:: YOUR ASSIGNMENT ::
A single number is the answer: the count of lines in the listing below that contain "true".

:: DATASET EXTRACT ::
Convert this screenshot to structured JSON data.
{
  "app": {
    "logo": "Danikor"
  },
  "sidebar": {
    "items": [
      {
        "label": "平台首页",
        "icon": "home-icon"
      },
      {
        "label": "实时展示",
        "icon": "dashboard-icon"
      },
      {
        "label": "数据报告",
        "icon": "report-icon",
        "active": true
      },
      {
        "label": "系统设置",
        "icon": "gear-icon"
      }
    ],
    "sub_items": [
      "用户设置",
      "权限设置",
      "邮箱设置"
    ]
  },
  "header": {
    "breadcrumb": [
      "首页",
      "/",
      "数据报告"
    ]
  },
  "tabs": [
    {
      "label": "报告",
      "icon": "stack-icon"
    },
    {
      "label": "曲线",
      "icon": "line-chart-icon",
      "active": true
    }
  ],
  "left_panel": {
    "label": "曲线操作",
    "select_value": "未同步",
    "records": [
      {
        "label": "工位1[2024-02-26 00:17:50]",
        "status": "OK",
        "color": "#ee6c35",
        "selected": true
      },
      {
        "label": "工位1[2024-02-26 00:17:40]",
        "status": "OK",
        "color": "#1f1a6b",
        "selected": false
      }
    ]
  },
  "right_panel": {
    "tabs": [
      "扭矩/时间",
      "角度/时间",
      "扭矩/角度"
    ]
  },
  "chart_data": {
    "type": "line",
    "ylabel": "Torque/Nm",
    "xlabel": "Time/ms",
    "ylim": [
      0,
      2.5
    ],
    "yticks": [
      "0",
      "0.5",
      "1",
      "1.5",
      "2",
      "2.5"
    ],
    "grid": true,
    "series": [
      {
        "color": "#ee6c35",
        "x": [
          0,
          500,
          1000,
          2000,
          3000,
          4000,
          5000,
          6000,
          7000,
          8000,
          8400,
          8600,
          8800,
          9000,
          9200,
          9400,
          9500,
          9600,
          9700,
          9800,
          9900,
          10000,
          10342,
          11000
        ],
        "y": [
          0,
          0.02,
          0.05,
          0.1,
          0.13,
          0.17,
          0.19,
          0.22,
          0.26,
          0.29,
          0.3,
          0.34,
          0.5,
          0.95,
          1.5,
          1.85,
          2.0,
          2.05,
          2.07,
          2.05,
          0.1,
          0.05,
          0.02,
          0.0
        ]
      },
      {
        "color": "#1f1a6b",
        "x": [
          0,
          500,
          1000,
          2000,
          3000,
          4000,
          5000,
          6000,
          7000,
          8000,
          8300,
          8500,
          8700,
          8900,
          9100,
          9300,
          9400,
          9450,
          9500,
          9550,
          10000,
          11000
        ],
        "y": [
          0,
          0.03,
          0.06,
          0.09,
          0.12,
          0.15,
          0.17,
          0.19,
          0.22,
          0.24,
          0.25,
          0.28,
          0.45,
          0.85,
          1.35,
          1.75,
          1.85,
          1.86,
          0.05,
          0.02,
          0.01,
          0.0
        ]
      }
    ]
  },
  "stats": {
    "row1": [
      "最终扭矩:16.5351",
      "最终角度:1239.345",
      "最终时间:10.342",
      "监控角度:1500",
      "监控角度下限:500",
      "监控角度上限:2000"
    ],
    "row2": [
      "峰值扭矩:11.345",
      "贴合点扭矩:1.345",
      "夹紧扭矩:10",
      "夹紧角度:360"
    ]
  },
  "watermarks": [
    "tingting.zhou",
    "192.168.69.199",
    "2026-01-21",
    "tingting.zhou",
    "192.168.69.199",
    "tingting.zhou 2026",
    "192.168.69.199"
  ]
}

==

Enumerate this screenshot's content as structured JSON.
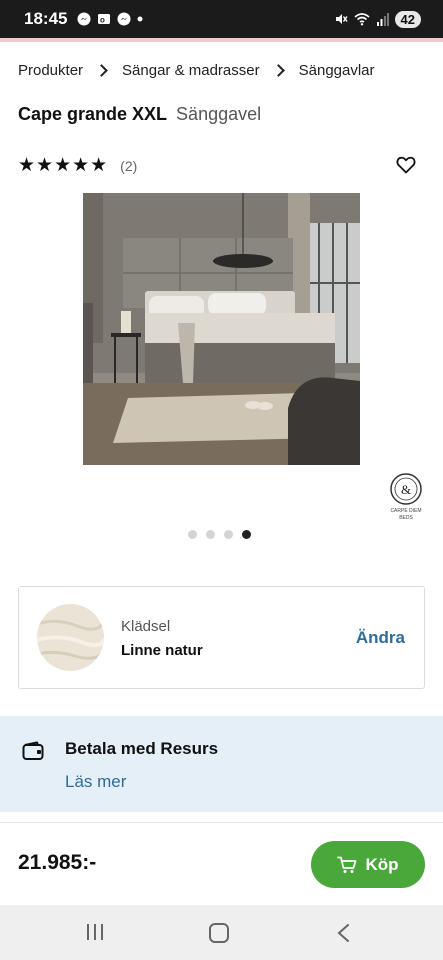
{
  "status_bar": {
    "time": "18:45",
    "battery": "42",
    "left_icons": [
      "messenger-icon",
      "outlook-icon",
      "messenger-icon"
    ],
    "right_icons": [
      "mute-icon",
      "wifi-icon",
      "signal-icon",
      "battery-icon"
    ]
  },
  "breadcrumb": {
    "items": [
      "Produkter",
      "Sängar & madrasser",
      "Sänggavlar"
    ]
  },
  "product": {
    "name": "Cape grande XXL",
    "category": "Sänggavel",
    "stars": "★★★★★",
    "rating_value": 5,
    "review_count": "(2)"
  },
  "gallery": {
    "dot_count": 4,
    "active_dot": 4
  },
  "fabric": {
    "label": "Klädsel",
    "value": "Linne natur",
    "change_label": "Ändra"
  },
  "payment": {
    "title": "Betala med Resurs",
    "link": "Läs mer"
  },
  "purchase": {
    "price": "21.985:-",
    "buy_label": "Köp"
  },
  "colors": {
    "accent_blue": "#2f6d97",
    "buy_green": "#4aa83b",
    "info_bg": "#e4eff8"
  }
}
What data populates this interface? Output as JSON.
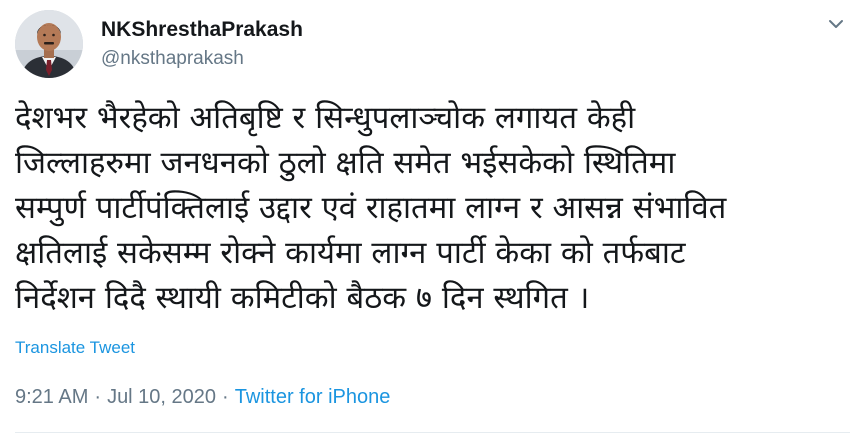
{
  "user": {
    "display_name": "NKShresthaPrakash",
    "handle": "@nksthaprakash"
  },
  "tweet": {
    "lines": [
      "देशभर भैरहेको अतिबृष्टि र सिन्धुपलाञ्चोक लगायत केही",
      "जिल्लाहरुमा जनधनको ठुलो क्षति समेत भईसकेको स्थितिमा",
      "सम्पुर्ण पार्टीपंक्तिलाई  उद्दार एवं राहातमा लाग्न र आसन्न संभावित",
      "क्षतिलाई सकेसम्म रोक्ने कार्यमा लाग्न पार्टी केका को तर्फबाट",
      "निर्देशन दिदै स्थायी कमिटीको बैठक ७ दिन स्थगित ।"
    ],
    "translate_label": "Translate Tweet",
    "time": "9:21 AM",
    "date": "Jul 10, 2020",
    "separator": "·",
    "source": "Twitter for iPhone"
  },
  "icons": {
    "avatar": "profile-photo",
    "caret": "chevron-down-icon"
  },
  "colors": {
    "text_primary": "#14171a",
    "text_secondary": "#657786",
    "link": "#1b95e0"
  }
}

:: TASK RESULT ::
4